My wife believes every modern man and woman, despite being married, should fulfil their individual responsibilities towards their parents. So in the initial years of marriage we decided we would stay together as a family only over weekends. The rest of the week we would meet and then give time to our respective parents and stay with them. At one point, I thought we were insane, but years later I realised this was the best compromise we made, even with our son, to get the best of the time we spent together, free from quarrels and irritations and remain guilt free as far as duty and love for our parents went.
My wife, the only child of her ailing parents, had no way to neglect them and live in my home as a traditional wife. I knew from the beginning she would not be able to accept the framework of my family where ambitions and typical Bengali middle-class barriers exist. She tried for a time, dividing her time between my house and her house, but that became next to impossible after our son was born. I too couldn’t leave my parents as my elder siblings (brother and sister) were out of the city and couldn’t take care of them. My wife was also very particular about such commitments; she felt if she took care of her parents, it was my duty to live in the house that my father built. Thus our somewhat different family life flowed on.
And we enjoyed every bit of it.
Even after 15 years of marriage, it seems we have a honeymoon every weekend!
We all look forward to it when every Friday we move to our weekend bungalow that we have all to ourselves. Even my teenaged son enjoys it as a weekend retreat. We’ve asked him many times if he feels bad that daddy doesn’t stay with him every night. He made it very clear he enjoys with his grandparents instead and also spoke of friends whose fathers are out on tours for most of the month. Thanks to my son and my ‘different’ wife who finds fun in everything that this society calls abnormal, I do not feel guilty.
But I wouldn’t deny that there were nights when I felt lonely. But I always knew my wife was just a phone call away. And that eccentric woman in my life says talking on the phone is like having a clandestine affair at times, and she enjoys it, just like she would do with any other man. For that brings out the lover in a husband, not the typical Indian patriarchal husband. As for my ailing mother, she is relieved that at least one of her children is still around. It’s the sort of support every parent in their old age needs.
I have never believed in the concept of a nuclear family, but in the modern setup, we cannot think otherwise.
So we have made our own weekend family setup, where the child gets the bliss of staying with his grandparents, we have the bliss of living like lovers and our parents feel secure that we are with them at every step and will live in the houses they built with their sweat and blood.
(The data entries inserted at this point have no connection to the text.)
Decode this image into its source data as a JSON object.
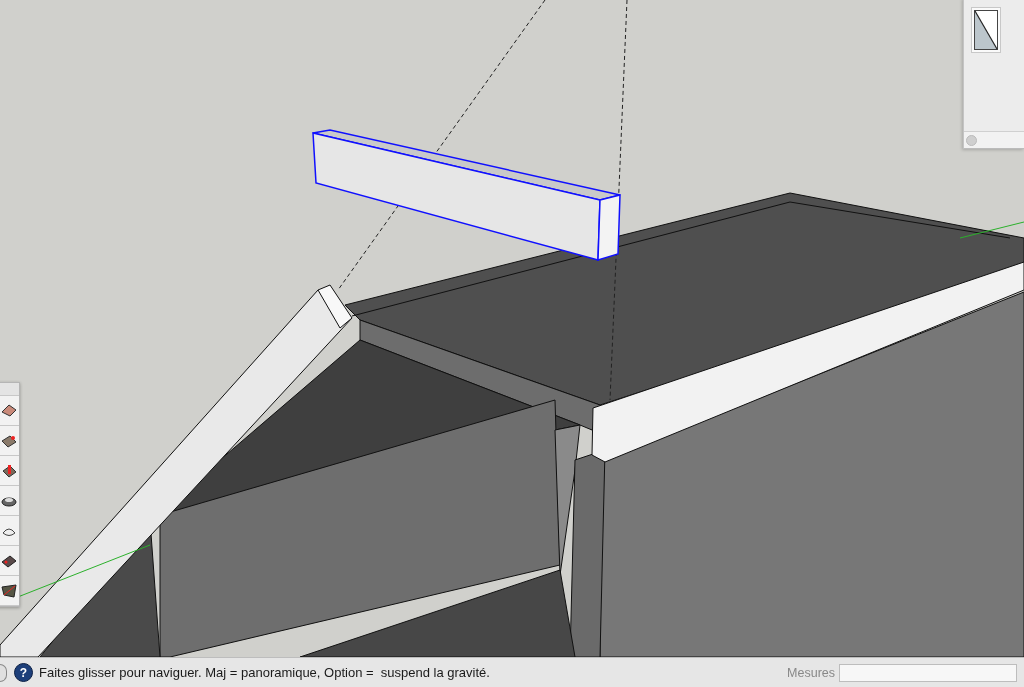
{
  "scene": {
    "beam": {
      "selected": true
    }
  },
  "status_bar": {
    "help_glyph": "?",
    "hint": "Faites glisser pour naviguer. Maj = panoramique, Option =  suspend la gravité.",
    "measurements_label": "Mesures"
  }
}
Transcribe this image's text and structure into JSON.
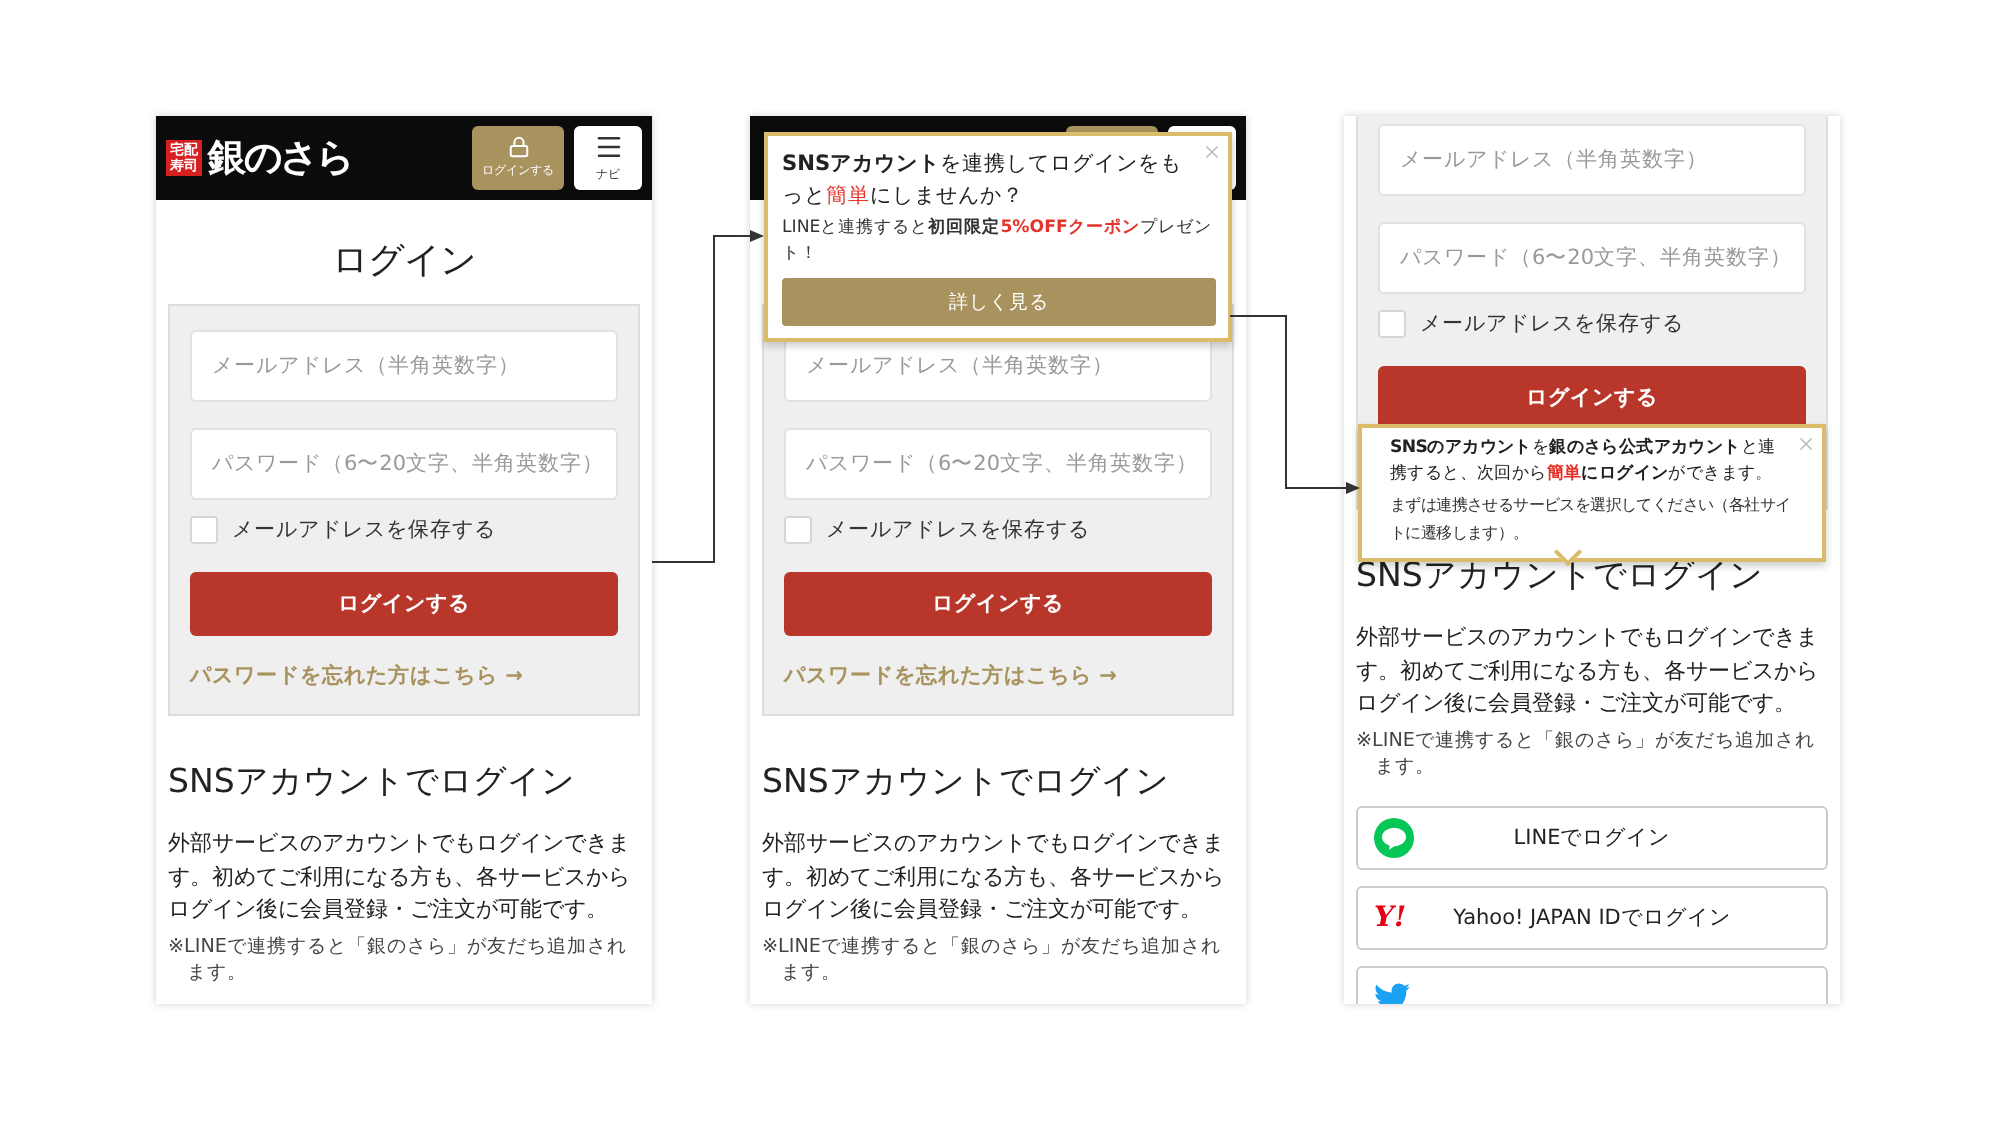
{
  "screens": [
    {
      "header": {
        "kind": "full",
        "logo_badge": "宅配寿司",
        "logo": "銀のさら",
        "login_button": "ログインする",
        "nav_button": "ナビ"
      },
      "title": "ログイン",
      "form": {
        "email_placeholder": "メールアドレス（半角英数字）",
        "password_placeholder": "パスワード（6〜20文字、半角英数字）",
        "remember": {
          "label": "メールアドレスを保存する",
          "checked": false
        },
        "submit": "ログインする",
        "forgot_link": "パスワードを忘れた方はこちら →"
      },
      "sns": {
        "heading": "SNSアカウントでログイン",
        "description": "外部サービスのアカウントでもログインできます。初めてご利用になる方も、各サービスからログイン後に会員登録・ご注文が可能です。",
        "note": "※LINEで連携すると「銀のさら」が友だち追加されます。"
      }
    },
    {
      "header": {
        "kind": "covered"
      },
      "form": {
        "email_placeholder": "メールアドレス（半角英数字）",
        "password_placeholder": "パスワード（6〜20文字、半角英数字）",
        "remember": {
          "label": "メールアドレスを保存する",
          "checked": false
        },
        "submit": "ログインする",
        "forgot_link": "パスワードを忘れた方はこちら →"
      },
      "popup": {
        "kind": "banner",
        "message": [
          {
            "text": "SNSアカウント",
            "kind": "bold"
          },
          {
            "text": "を連携してログインをもっと",
            "kind": "plain"
          },
          {
            "text": "簡単",
            "kind": "accent"
          },
          {
            "text": "にしませんか？",
            "kind": "plain"
          }
        ],
        "detail": [
          {
            "text": "LINEと連携すると",
            "kind": "plain"
          },
          {
            "text": "初回限定",
            "kind": "bold"
          },
          {
            "text": "5%OFFクーポン",
            "kind": "accent-bold"
          },
          {
            "text": "プレゼント！",
            "kind": "plain"
          }
        ],
        "button": "詳しく見る"
      },
      "sns": {
        "heading": "SNSアカウントでログイン",
        "description": "外部サービスのアカウントでもログインできます。初めてご利用になる方も、各サービスからログイン後に会員登録・ご注文が可能です。",
        "note": "※LINEで連携すると「銀のさら」が友だち追加されます。"
      }
    },
    {
      "form": {
        "email_placeholder": "メールアドレス（半角英数字）",
        "password_placeholder": "パスワード（6〜20文字、半角英数字）",
        "remember": {
          "label": "メールアドレスを保存する",
          "checked": false
        },
        "submit": "ログインする"
      },
      "popup": {
        "kind": "tooltip",
        "message": [
          {
            "text": "SNSのアカウント",
            "kind": "bold"
          },
          {
            "text": "を",
            "kind": "plain"
          },
          {
            "text": "銀のさら公式アカウント",
            "kind": "bold"
          },
          {
            "text": "と連携すると、次回から",
            "kind": "plain"
          },
          {
            "text": "簡単",
            "kind": "accent-bold"
          },
          {
            "text": "にログイン",
            "kind": "bold"
          },
          {
            "text": "ができます。",
            "kind": "plain"
          }
        ],
        "detail": [
          {
            "text": "まずは連携させるサービスを選択してください（各社サイトに遷移します）。",
            "kind": "plain"
          }
        ]
      },
      "sns": {
        "heading": "SNSアカウントでログイン",
        "description": "外部サービスのアカウントでもログインできます。初めてご利用になる方も、各サービスからログイン後に会員登録・ご注文が可能です。",
        "note": "※LINEで連携すると「銀のさら」が友だち追加されます。",
        "providers": [
          {
            "kind": "line",
            "label": "LINEでログイン"
          },
          {
            "kind": "yahoo",
            "logo_text": "Y!",
            "label": "Yahoo! JAPAN IDでログイン"
          },
          {
            "kind": "twitter"
          }
        ]
      }
    }
  ]
}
Needless to say, such an arrangement didn’t go down well with my extended family, and many asked if I was divorced, if my wife had left me. My wife was at the receiving end of subtle abuse too. I’ve never tried to make anyone understand anything, I never needed to justify it to anyone. I know certain things can never be understood unless one goes through them. And to some extent I believe that our smiles have remained intact despite many challenges, because we chose to be a ‘weekend family’ instead of taking relationships at face value.